[What to work on] The answer must consist of the records below, repeated exactly.
*** Task inputs ***
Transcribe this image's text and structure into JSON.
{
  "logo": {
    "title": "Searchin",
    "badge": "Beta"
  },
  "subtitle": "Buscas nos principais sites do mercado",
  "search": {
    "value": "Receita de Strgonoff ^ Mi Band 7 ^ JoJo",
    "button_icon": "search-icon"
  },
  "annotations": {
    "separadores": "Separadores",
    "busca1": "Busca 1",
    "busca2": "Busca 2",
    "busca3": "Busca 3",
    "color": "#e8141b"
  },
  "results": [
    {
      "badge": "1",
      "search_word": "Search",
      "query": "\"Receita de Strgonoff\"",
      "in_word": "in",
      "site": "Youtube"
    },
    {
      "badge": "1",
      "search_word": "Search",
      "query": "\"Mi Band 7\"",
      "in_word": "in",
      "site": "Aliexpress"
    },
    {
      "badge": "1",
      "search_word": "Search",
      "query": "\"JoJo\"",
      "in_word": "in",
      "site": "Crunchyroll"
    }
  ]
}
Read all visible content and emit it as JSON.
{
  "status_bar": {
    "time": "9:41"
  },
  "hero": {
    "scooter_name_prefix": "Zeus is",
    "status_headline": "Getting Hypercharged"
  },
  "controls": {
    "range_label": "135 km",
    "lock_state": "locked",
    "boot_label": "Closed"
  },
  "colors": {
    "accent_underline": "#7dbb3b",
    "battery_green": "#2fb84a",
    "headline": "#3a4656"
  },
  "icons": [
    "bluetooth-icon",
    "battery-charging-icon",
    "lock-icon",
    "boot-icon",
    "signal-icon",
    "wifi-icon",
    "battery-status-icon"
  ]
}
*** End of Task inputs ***
[Result of the task]
Transcribe this image's text and structure into JSON.
{
  "logo": {
    "title": "Searchin",
    "badge": "Beta"
  },
  "subtitle": "Buscas nos principais sites do mercado",
  "search": {
    "value": "Receita de Strgonoff ^ Mi Band 7 ^ JoJo",
    "button_icon": "search-icon"
  },
  "annotations": {
    "separadores": "Separadores",
    "busca1": "Busca 1",
    "busca2": "Busca 2",
    "busca3": "Busca 3",
    "color": "#e8141b"
  },
  "results": [
    {
      "badge": "1",
      "search_word": "Search",
      "query": "\"Receita de Strgonoff\"",
      "in_word": "in",
      "site": "Youtube"
    },
    {
      "badge": "1",
      "search_word": "Search",
      "query": "\"Mi Band 7\"",
      "in_word": "in",
      "site": "Aliexpress"
    },
    {
      "badge": "1",
      "search_word": "Search",
      "query": "\"JoJo\"",
      "in_word": "in",
      "site": "Crunchyroll"
    }
  ]
}
Read all visible content and emit it as JSON.
{
  "status_bar": {
    "time": "9:41"
  },
  "hero": {
    "scooter_name_prefix": "Zeus is",
    "status_headline": "Getting Hypercharged"
  },
  "controls": {
    "range_label": "135 km",
    "lock_state": "locked",
    "boot_label": "Closed"
  },
  "colors": {
    "accent_underline": "#7dbb3b",
    "battery_green": "#2fb84a",
    "headline": "#3a4656"
  },
  "icons": [
    "bluetooth-icon",
    "battery-charging-icon",
    "lock-icon",
    "boot-icon",
    "signal-icon",
    "wifi-icon",
    "battery-status-icon"
  ]
}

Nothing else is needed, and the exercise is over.